There is no American writer alive who is funnier, more inquisitive, or more surprising than Julie Hecht. The Unprofessionals, her first novel, whose narrator also told the stories in the author's bestselling collection Do the Windows Open?, is a triumph of tragicomedy. The book follows the odd friendship between the narrator -- a photographer in her late forties -- and a precocious raconteur, identified only as The Boy, whom she has known since his childhood.
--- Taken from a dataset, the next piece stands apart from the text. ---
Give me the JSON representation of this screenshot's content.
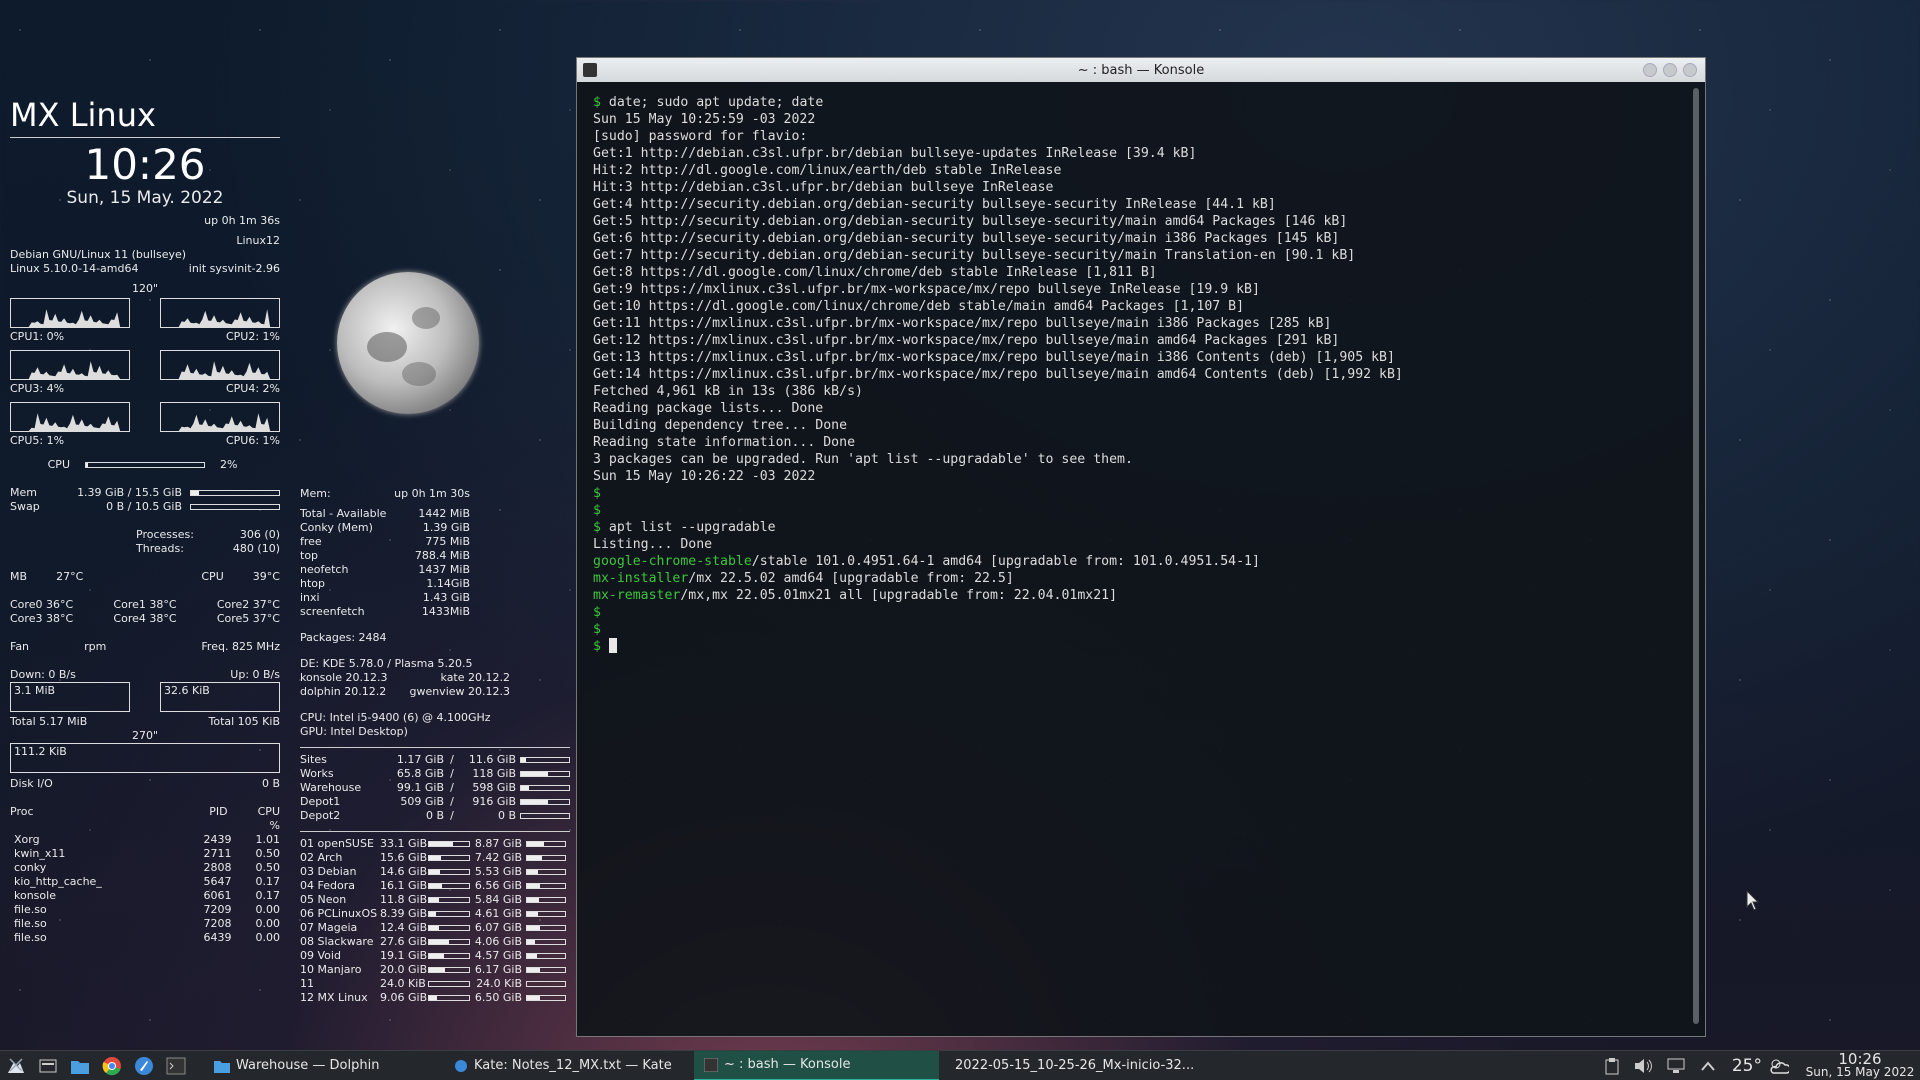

As the narrator and the young man regale each other with tales of the way Americans live now, she is also telling the story of his path to heroin addiction and his many attempts to recover.
The Unprofessionals is a masterpiece of comic despair, illuminating our bewildering century, and a hilarious and sad story of two outsiders who see the world with painful clarity -- and as a whole, a novel of unexampled originality.